Perhaps sensing they were losing the public perception battle, House Speaker John Boehner and Majority Leader Eric Cantor on Monday agreed to extend the payroll tax cut for another 10 months without getting offsetting reductions elsewhere in the budget. The action is a victory for President Obama, who opposed the GOP’s attempts to force pay cuts for federal workers and require them to contribute more to their pensions.
by Kevin Osborne
A prominent Republican congressman is under investigation for insider trading. U.S. Rep. Spencer Bachus (R-Ala.), who heads the House Financial Services Committee, is being probed by the Office of Congressional Ethics for making suspicious trades and buying certain stock options while helping oversee the nation’s banking and financial services industries.
0 Comments · Wednesday, November 16, 2011
It wasn’t very long ago that University
of Cincinnati students started a mostly justified riot in Clifton
Heights — it was Cinco de Mayo and a frat boy locked his keys inside his
car while it was running (“Smash it! Fuck the police!”). Penn State
University students today took to the streets in defense of something
even more ridiculous: their school’s football coach getting fired.
2 Comments · Wednesday, August 10, 2011
Protesters showed up at John Boehner’s West Chester office today only to find a note on the door that read, “Sorry, slackers — out on the golf course. :)” Staffers refused to answer any questions about local job creation except to point out that Boehner at that moment was paying a caddie and several different people to bring him drinks.
0 Comments · Wednesday, July 27, 2011

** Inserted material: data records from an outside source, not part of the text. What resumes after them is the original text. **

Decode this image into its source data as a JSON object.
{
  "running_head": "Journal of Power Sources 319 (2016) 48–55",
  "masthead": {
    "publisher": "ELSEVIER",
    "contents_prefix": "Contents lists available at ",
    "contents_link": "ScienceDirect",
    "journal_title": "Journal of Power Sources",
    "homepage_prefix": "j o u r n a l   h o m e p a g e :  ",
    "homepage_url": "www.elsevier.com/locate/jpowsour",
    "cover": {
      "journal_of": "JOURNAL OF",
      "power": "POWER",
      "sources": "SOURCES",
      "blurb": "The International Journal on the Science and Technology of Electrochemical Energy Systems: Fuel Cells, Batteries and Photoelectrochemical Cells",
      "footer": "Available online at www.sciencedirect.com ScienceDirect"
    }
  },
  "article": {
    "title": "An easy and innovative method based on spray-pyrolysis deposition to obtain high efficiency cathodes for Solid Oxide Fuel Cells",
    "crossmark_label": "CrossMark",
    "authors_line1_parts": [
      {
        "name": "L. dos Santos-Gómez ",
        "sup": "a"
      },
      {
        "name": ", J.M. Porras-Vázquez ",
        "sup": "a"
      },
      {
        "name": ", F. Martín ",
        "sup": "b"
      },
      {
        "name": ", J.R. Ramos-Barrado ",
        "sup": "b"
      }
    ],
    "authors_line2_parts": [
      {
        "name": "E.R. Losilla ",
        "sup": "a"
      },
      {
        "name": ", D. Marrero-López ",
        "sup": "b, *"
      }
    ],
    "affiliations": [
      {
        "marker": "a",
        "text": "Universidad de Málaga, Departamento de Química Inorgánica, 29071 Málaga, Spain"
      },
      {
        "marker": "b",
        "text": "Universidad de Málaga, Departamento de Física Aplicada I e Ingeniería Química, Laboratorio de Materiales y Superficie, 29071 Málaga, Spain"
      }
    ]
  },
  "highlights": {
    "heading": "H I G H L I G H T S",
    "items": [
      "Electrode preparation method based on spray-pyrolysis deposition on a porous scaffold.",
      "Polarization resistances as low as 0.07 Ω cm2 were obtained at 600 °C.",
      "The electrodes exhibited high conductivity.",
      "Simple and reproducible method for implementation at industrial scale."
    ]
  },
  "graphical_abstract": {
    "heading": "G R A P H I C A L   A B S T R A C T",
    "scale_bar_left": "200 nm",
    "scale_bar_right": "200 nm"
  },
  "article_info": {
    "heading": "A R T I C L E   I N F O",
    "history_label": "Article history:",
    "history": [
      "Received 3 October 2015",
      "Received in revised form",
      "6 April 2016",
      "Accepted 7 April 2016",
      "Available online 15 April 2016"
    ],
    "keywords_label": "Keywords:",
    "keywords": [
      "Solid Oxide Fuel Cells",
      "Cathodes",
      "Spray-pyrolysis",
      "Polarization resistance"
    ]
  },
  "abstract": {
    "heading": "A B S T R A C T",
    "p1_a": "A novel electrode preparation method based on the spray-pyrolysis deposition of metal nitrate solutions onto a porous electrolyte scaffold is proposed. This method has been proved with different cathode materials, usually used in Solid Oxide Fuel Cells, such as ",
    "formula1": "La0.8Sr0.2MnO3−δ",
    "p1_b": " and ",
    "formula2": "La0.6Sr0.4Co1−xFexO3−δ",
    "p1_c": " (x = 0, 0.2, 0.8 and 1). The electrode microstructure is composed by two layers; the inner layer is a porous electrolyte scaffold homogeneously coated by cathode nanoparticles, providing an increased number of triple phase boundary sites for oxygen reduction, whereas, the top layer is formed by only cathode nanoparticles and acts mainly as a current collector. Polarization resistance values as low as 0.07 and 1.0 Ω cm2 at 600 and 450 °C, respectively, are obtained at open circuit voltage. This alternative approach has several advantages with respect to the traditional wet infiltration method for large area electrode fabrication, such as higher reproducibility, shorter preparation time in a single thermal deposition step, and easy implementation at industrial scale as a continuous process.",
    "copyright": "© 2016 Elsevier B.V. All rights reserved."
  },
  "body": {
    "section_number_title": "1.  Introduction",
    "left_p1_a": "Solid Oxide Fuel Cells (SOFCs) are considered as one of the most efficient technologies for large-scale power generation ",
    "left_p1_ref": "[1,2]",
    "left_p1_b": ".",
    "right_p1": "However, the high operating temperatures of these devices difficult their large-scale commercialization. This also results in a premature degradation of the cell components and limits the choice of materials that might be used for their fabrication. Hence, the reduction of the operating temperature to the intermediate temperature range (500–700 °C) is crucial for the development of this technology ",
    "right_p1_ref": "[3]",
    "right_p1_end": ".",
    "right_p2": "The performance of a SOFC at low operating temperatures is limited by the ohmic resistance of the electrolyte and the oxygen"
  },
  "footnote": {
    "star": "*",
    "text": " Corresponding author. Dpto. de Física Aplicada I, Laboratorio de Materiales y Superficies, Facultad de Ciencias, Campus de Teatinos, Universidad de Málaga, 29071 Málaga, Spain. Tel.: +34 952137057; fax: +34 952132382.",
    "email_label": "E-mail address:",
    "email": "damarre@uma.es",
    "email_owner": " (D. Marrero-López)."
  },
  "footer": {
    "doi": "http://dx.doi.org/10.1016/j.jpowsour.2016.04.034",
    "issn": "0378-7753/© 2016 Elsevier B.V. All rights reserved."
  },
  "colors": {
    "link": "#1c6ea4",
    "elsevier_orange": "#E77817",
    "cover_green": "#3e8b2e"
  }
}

Let’s connect the dots and see who is being more honest and straightforward in negotiations to raise the federal debt ceiling. (And for readers who think the debt ceiling fight doesn’t affect them, you’re just flat out wrong.) Boehner alleged the House had passed a plan, the “Cut, Cap and Balance Act,” with bipartisan support. That bill — which would cut current spending, cap the amount of future spending, require Congress to pass a balanced budget amendment to the U.S. Constitution and raise the federal debt ceiling — is based on highly questionable numbers.
1 Comment · Wednesday, July 27, 2011
Barack Obama and John Boehner walk into a bar. The bartender says, “We don’t serve your kind in here … just kidding — what do you assholes want?” This stupid joke is a lot funnier than what actually happened when Obama and Boehner walked into a meeting room in an attempt to avoid a government default, only to walk back out and blame each other for walking away.
0 Comments · Wednesday, June 15, 2011
Steve Chabot banned cameras from a town hall meeting in Green Township for “security purposes.” Chabot then advised residents to fight a new plan to add public housing units to the neighborhood, though his speech was reportedly cut short when he saw a guy playing “Angry Birds” on a cell phone and thought he was recording a video and laughing.
0 Comments · Wednesday, May 11, 2011
John Boehner today said the government needs to consider trillions of dollars worth of cuts before he will agree to raise the debt limit but no one could tell if he was serious because he was crying and smiling at the same time.